Summary IV A. The DNC Hack and the FBI's Response
In August of 2015, the FBI reached out to the DNC about a potential breach of their network. The FBI warned the DNC multiple times, however, the DNC did not identify the intrusion until April of 2016. The DNC claimed that the warnings they were receiving from the FBI did not accurately convey the seriousness of the situation. It is also possible that there was some tension between the FBI and the DNC due to the FBI investigation into Hillary Clinton’s emails.
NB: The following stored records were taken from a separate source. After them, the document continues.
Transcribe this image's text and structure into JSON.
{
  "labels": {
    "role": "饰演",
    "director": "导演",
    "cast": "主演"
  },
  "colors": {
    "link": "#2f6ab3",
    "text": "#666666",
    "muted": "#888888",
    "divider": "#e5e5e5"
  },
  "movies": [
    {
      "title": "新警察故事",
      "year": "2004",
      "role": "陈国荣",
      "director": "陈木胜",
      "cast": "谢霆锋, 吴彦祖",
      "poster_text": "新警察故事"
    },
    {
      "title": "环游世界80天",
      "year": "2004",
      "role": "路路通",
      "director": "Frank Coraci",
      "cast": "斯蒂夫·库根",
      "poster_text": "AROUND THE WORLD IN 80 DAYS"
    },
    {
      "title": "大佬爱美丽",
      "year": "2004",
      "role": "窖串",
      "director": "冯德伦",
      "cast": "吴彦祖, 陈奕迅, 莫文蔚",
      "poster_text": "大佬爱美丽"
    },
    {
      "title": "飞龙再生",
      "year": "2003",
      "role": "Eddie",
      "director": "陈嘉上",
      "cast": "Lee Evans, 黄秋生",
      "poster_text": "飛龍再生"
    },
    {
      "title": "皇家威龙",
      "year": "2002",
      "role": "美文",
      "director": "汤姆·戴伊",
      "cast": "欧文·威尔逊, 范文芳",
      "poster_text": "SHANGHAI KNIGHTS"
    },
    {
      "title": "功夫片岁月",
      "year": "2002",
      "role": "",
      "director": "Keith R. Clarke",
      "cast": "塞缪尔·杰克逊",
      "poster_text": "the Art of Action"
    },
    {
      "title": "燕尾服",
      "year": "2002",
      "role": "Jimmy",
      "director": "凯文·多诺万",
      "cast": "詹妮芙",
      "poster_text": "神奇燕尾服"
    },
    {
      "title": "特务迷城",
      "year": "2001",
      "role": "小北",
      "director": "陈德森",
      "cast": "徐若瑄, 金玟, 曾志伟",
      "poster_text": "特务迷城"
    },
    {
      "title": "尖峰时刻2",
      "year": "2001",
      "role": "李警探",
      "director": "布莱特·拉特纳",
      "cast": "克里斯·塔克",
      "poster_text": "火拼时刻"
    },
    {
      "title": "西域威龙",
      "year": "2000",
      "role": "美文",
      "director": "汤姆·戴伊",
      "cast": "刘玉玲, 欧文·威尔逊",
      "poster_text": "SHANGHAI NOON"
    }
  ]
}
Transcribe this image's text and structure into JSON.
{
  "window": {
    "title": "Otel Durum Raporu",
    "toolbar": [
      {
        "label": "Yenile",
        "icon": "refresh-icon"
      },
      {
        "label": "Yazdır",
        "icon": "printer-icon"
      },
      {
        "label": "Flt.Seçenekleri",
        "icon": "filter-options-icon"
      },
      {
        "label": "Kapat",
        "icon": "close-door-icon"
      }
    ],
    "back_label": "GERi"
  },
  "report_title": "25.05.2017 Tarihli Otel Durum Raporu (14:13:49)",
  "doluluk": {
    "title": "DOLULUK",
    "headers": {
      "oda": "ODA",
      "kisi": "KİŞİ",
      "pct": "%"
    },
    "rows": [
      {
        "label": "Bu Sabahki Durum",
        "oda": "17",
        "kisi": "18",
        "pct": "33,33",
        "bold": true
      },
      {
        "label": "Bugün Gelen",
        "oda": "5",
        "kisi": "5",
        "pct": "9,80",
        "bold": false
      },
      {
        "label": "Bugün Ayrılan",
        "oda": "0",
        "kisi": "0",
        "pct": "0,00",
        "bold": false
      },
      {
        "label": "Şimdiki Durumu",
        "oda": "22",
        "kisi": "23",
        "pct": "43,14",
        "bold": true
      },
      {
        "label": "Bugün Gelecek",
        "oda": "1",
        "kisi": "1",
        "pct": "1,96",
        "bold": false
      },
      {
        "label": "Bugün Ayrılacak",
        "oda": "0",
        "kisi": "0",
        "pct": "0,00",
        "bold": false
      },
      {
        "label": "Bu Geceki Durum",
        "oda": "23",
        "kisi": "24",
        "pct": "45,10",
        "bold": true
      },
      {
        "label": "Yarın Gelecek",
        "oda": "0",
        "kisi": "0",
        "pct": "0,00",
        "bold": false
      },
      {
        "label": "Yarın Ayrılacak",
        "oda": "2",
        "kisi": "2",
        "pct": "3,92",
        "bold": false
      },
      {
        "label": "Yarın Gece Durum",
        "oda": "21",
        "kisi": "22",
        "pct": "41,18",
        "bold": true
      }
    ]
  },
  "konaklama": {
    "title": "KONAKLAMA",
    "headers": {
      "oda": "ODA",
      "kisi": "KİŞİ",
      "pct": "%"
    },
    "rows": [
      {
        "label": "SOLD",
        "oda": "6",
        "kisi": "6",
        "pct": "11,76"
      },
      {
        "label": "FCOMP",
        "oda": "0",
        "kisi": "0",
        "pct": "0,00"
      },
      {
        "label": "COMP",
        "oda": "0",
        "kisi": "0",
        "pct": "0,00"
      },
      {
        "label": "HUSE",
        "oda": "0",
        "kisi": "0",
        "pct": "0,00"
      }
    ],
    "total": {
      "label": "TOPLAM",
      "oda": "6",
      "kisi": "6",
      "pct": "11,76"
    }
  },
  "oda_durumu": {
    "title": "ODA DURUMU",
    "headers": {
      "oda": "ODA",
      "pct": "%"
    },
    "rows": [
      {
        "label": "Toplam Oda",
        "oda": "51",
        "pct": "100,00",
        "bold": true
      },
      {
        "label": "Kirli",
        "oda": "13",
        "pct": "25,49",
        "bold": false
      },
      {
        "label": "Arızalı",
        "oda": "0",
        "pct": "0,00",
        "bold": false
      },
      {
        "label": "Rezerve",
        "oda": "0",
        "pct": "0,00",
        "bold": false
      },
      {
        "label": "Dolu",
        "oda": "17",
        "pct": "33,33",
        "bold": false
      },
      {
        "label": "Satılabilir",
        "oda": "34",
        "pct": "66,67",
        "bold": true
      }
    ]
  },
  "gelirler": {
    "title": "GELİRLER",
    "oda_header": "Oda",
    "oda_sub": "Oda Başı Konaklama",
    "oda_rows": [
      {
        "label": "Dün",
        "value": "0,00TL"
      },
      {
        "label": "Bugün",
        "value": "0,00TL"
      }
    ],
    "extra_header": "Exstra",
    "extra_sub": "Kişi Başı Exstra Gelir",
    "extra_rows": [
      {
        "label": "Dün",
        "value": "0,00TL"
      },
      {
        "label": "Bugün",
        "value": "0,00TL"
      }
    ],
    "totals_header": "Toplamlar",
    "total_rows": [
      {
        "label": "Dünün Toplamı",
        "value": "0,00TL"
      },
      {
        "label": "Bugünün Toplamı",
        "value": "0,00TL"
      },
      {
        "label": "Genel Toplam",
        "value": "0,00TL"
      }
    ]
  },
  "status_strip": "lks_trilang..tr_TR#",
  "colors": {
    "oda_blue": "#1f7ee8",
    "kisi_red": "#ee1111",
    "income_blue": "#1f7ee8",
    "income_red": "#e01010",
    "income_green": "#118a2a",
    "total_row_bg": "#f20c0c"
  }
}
Upon learning that their network was compromised the DNC hired CrowdStrike, a cybersecurity firm, to fix the problem and suggest further action. There were two intrusions. COZYBEAR, who is connected to either the FSB or the SVR, had penetrated the network in July of 2015. A second intruder, FANCYBEAR, who is associated with the GRU penetrated the network in April of 2016. The intrusions resulted in the exfiltration of files and emails. The DNC’s cloud environment was also targeted in September of 2016 but CrowdStrike identified the attempted intrusion. Hacked materials were published online by both Guccifer 2.0 (GRU online persona), and WikiLeaks.
The FBI’s victim-driven response to cyberattacks does not force cooperation from the victim entity. However, the committee concluded that the FBI could have been more pro-active in warning the DNC. The FBI only communicated with the IT department, and could have notified the DNC Chair, Debbie Wasserman Schultz, or a member of congress with a sufficient clearance. DHS and the ODNI concluded that the hack was directed by the Russian government.